The sea mist persisted, but in those shallow waters there was no danger from shipping, until our course would take us at right angles across the buoyed fairway which led to the Medway. Things worked out well, since we were not harassed by passing vessels. We only glimpsed the outlines of two ships anchored at Shoebury Roads. Our course took us over the shallows of the Cant, and from Sea Reach we headed due north to the East Shoebury Buoy, which marked the southern limit of Maplin Sands.
These Sands are to be avoided, because the Shoebury Firing Range extends across them. Unwary sailors who stray into the area are likely to be apprehended by uniformed officers, and their yachts could be confiscated. Today, soldiers are trained at the Range to immobilise the sort of improvised bombs favoured by the Taliban in Afghanistan. We could not hear the sound of firing as we felt our way north-eastwards along the edge of the sands, and assumed there would be none, because of the poor visibility. There we gave respite to the engine, and quietness to our souls as the wind did the honours.
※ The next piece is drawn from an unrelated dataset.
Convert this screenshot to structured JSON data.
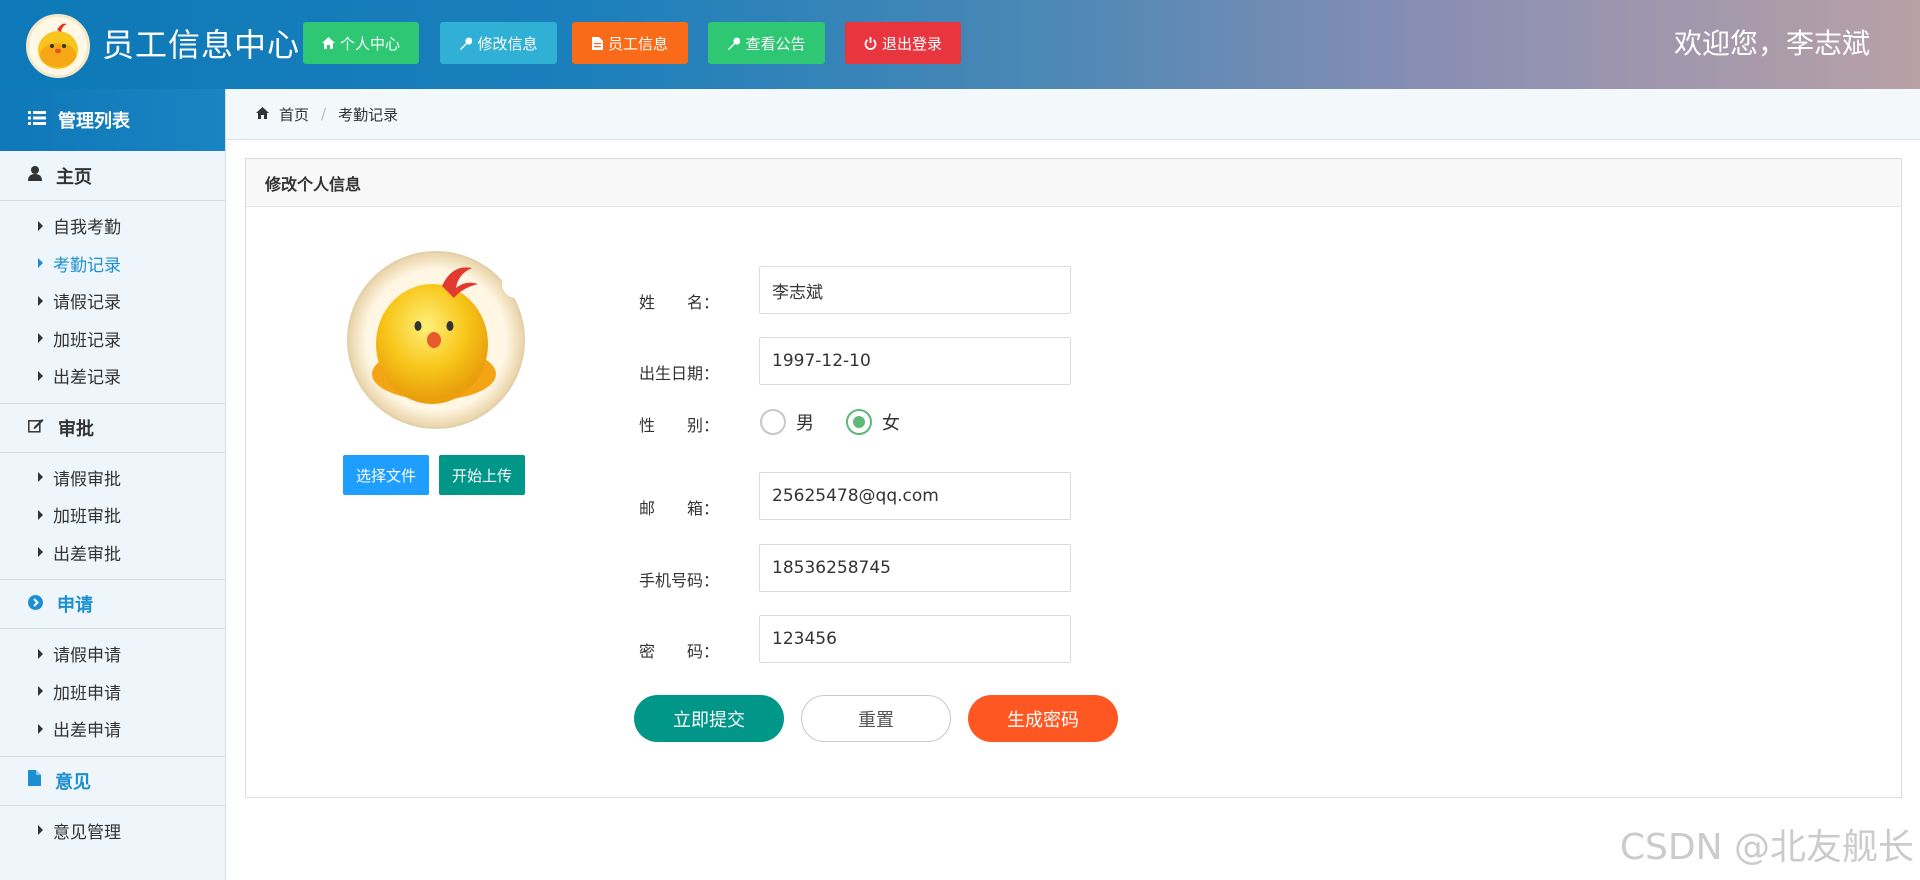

Unexpectedly, we encountered a Naval Patrol Vessel that was on a reciprocal course. Seeing her come out of the gloom was a frightening experience. She had obviously picked us up on her radar, but she sounded no fog signals, neither can I recollect seeing her navigation lights. To all intents and purposes she was a rogue vessel, except she was engaged on Her Majesty’s business, whatever that may have been. Our tiny yacht posed no threat to her, by way of our slow speed and miniscule size; yet she would have gone right through ‘AC’ as if she were a fragile egg.
As the tide turned against us, our speed correspondingly decreased, and the light wind was insufficient for us to make over the ground. Of necessity we restarted the engine, but ‘Apple Charlotte’ barely held her own. By then it was early afternoon, our time for lunch. Should we anchor, or should we continue? The mist began to lift, and ahead there was a fine traditional yacht on a reciprocal course. We passed port to port, and a close inspection revealed that her name was ‘Ocean Slipper’. Her sail number was 2870Y. At 1430 the Whitaker Beacon bore due west as we headed true north towards the Whitaker Buoy. From there we took the flood into the Whitaker Channel. Our almanac confirmed that high water at Burnham would be at 1706 which gave us five-and-a-half hours of favourable current – plenty of time for reaching Burnham before the ebb.
The entrance to the River Crouch was well buoyed. Several yachts were making to sea in the wake of a coaster heading towards the Sunken Buxey. We guessed rightly that she would take the channel to the north; accordingly we chose the shallower passage to the south. Our petrol was running low, but by the skin of our teeth, we made it to the Royal Burnham Yacht Club were we tied up to their pontoon. The time was 1718. Continuous drizzle dampened our arrival, but not our spirit. My gallant brother volunteered to buy petrol, so that we could press on. Within the hour we were motoring through the moorings when we came across the sullen crew of the Creeksea Sailing Club’s rescue craft. Their engine had broken down, and they desperately needed a tow to get them back to the Club. We brought them alongside and gave them cups of tea before leaving them at their Club’s slipway.
Our trip up the River Crouch to Hullbridge was uneventful, but notable, because of the pervasive drizzle which trickled down our necks and got up our sleeves. The dinghy was still attached to ‘AC’s’ mooring, but she was full of water. Despite the damp ending to our holiday we were as happy as Larry, and chuckled all the way home. It had been a fantastic cruise.